Dr John Godfrey Fairer

1926 to 2018

TD BA LLB MB.BS FRCA
Consultant Anaesthetist

Educated at the Wyggeston School, Leicester, Worksop and King’s College, London
Qualified at Charing Cross Hospital, 1949

'Dickie' as he was universally known, was on holiday in the SW of England just after qualifying and was taken ill and was admitted to hospital. While recovering the consultant in charge offered him a job as his Houseman. So began a period of junior doctor posts in Devon and Cornwall. His two eldest children were born in Devon, and it was where he spent most of the last 18 years of his life.

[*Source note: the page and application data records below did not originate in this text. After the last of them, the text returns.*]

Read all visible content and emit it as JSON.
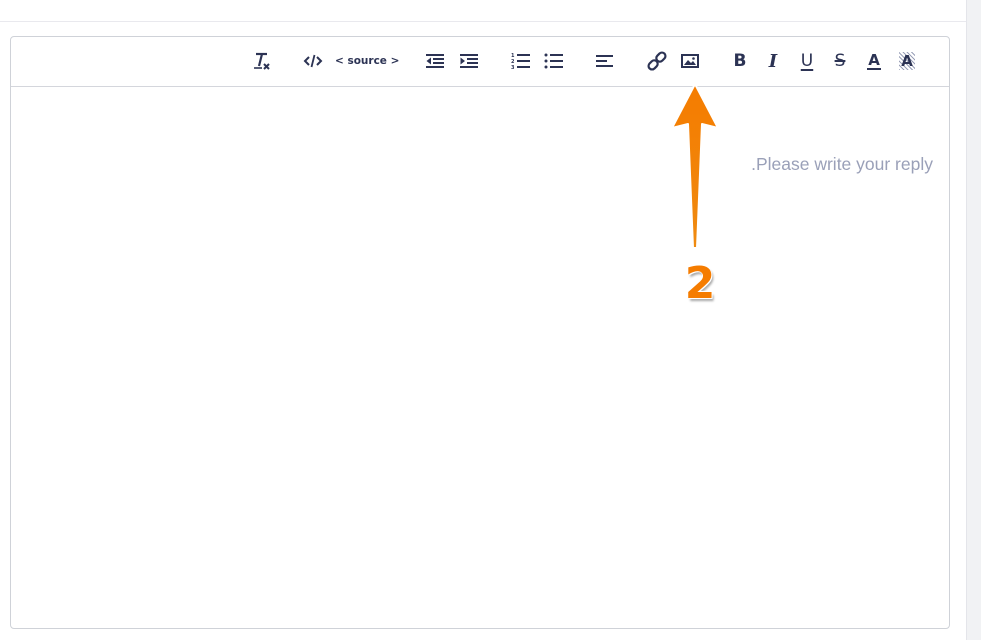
{
  "editor": {
    "placeholder": ".Please write your reply",
    "toolbar": {
      "source_label": "< source >",
      "buttons": [
        "clear-formatting",
        "code-block",
        "source",
        "outdent",
        "indent",
        "ordered-list",
        "bullet-list",
        "align",
        "link",
        "image",
        "bold",
        "italic",
        "underline",
        "strikethrough",
        "text-color",
        "background-color"
      ],
      "bold_glyph": "B",
      "italic_glyph": "I",
      "underline_glyph": "U",
      "strike_glyph": "S",
      "color_glyph": "A",
      "bgcolor_glyph": "A"
    }
  },
  "annotation": {
    "step_number": "2",
    "arrow_color": "#f57c00"
  },
  "colors": {
    "icon": "#2c3354",
    "placeholder": "#9aa0b8",
    "accent_orange": "#f57c00"
  }
}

Around 1956/1957 Dickie was appointed consultant anaesthetist to Charing Cross Hospital in London and worked there until he resigned in 1966 to travel the world. He subsequently worked in Uganda, Germany, Mauritius and the Seychelles, Hong Kong and the United Arab Emirates among others and was 17 years in Cyprus. After retirement he moved to France.

Voluntarily, and at his own expense, Dickie kept the archival records for the Royal College of Anaesthetists and was awarded the Pask Certificate of Honour for services to Anaesthesia in 2004.

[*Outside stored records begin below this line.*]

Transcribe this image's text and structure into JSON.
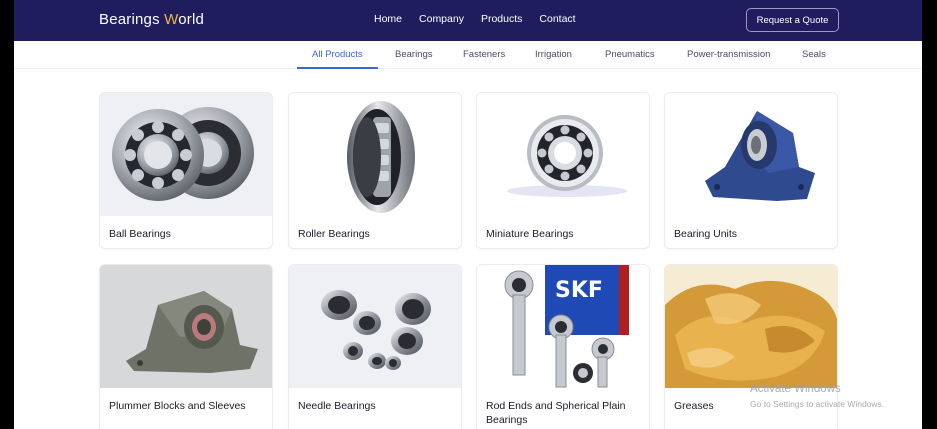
{
  "brand": {
    "part1": "Bearings ",
    "accent": "W",
    "part2": "orld"
  },
  "nav": [
    {
      "label": "Home"
    },
    {
      "label": "Company"
    },
    {
      "label": "Products"
    },
    {
      "label": "Contact"
    }
  ],
  "quote_button": "Request a Quote",
  "tabs": [
    {
      "label": "All Products",
      "active": true
    },
    {
      "label": "Bearings"
    },
    {
      "label": "Fasteners"
    },
    {
      "label": "Irrigation"
    },
    {
      "label": "Pneumatics"
    },
    {
      "label": "Power-transmission"
    },
    {
      "label": "Seals"
    }
  ],
  "products": [
    {
      "title": "Ball Bearings"
    },
    {
      "title": "Roller Bearings"
    },
    {
      "title": "Miniature Bearings"
    },
    {
      "title": "Bearing Units"
    },
    {
      "title": "Plummer Blocks and Sleeves"
    },
    {
      "title": "Needle Bearings"
    },
    {
      "title": "Rod Ends and Spherical Plain Bearings"
    },
    {
      "title": "Greases"
    }
  ],
  "product_image_text": {
    "skf": "SKF"
  },
  "watermark": {
    "line1": "Activate Windows",
    "line2": "Go to Settings to activate Windows."
  },
  "colors": {
    "navbar": "#1f1d5e",
    "accent": "#f0b93a",
    "tab_active": "#3a66d8"
  }
}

He also wrote the historical footnotes to several editions of Bailey and Love’s 'Short Practice of Surgery.'

Not many people knew that Dickie was a qualified Barrister of the Inner Temple and also had degrees from the Open University in the History of Art and English Literature. His phenomenal memory enabled him to quote historical facts and dates, and reams of poetry, at the drop of a hat and left one scouring one’s own memory for answers to his 'Who wrote that?'

Never accept anything written at face value, he would say, but always verify facts from original sources.

Dickie had many other interests outside medicine. He served as a Major in the TA with 167 City of London Field Ambulance as far afield as the Sudan and the North cape of Norway. He was a Mason and held high office in Lodges in London, together with his two sons. He was also a founder member of a Lodge in Hamburg.

In his younger days Dickie was a keen rally driver and he took part as co-driver and navigator in several Monte Carlo Rallies. He also gained his pilot’s licence to fly light aircraft.

He was a member of the Savage Club in London.

He will be remembered for his zest for life – good food and wine, travel, books, and music, and his generosity and kindness.

Dickie was married three times and leaves his wife, Margaret, six children, seven grandchildren, and four great grandchildren, and Joan, his loving companion and partner of the last 18 years of his life.

Joan F Robinson (Dr)